[[ Supplied material open ]]

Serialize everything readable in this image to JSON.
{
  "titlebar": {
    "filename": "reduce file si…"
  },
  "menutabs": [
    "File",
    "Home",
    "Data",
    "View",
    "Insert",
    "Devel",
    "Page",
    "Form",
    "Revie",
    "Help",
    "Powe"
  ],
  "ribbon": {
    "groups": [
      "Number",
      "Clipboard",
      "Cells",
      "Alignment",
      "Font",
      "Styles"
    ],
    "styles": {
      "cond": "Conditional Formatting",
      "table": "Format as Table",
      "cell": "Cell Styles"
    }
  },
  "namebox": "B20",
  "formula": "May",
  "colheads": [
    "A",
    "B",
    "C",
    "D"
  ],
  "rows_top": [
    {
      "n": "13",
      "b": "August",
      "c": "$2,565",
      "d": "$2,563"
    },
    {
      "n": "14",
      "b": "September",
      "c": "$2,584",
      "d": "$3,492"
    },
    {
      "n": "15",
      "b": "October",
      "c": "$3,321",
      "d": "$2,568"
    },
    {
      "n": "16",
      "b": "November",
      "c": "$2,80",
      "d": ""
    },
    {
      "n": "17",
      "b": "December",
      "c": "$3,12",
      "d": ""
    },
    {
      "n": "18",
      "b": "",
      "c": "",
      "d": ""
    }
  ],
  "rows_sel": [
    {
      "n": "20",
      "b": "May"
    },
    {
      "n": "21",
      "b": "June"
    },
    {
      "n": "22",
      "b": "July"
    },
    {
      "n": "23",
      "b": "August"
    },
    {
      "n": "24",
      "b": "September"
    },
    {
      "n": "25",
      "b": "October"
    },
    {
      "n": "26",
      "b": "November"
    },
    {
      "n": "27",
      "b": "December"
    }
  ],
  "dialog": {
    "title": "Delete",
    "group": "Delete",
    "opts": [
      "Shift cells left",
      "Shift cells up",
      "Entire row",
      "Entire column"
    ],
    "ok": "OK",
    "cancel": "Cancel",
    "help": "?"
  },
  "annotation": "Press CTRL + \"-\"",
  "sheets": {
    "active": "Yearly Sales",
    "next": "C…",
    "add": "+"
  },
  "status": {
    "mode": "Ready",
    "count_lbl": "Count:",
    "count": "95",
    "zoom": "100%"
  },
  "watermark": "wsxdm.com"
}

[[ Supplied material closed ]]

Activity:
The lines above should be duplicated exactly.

Response:
Serialize everything readable in this image to JSON.
{
  "titlebar": {
    "filename": "reduce file si…"
  },
  "menutabs": [
    "File",
    "Home",
    "Data",
    "View",
    "Insert",
    "Devel",
    "Page",
    "Form",
    "Revie",
    "Help",
    "Powe"
  ],
  "ribbon": {
    "groups": [
      "Number",
      "Clipboard",
      "Cells",
      "Alignment",
      "Font",
      "Styles"
    ],
    "styles": {
      "cond": "Conditional Formatting",
      "table": "Format as Table",
      "cell": "Cell Styles"
    }
  },
  "namebox": "B20",
  "formula": "May",
  "colheads": [
    "A",
    "B",
    "C",
    "D"
  ],
  "rows_top": [
    {
      "n": "13",
      "b": "August",
      "c": "$2,565",
      "d": "$2,563"
    },
    {
      "n": "14",
      "b": "September",
      "c": "$2,584",
      "d": "$3,492"
    },
    {
      "n": "15",
      "b": "October",
      "c": "$3,321",
      "d": "$2,568"
    },
    {
      "n": "16",
      "b": "November",
      "c": "$2,80",
      "d": ""
    },
    {
      "n": "17",
      "b": "December",
      "c": "$3,12",
      "d": ""
    },
    {
      "n": "18",
      "b": "",
      "c": "",
      "d": ""
    }
  ],
  "rows_sel": [
    {
      "n": "20",
      "b": "May"
    },
    {
      "n": "21",
      "b": "June"
    },
    {
      "n": "22",
      "b": "July"
    },
    {
      "n": "23",
      "b": "August"
    },
    {
      "n": "24",
      "b": "September"
    },
    {
      "n": "25",
      "b": "October"
    },
    {
      "n": "26",
      "b": "November"
    },
    {
      "n": "27",
      "b": "December"
    }
  ],
  "dialog": {
    "title": "Delete",
    "group": "Delete",
    "opts": [
      "Shift cells left",
      "Shift cells up",
      "Entire row",
      "Entire column"
    ],
    "ok": "OK",
    "cancel": "Cancel",
    "help": "?"
  },
  "annotation": "Press CTRL + \"-\"",
  "sheets": {
    "active": "Yearly Sales",
    "next": "C…",
    "add": "+"
  },
  "status": {
    "mode": "Ready",
    "count_lbl": "Count:",
    "count": "95",
    "zoom": "100%"
  },
  "watermark": "wsxdm.com"
}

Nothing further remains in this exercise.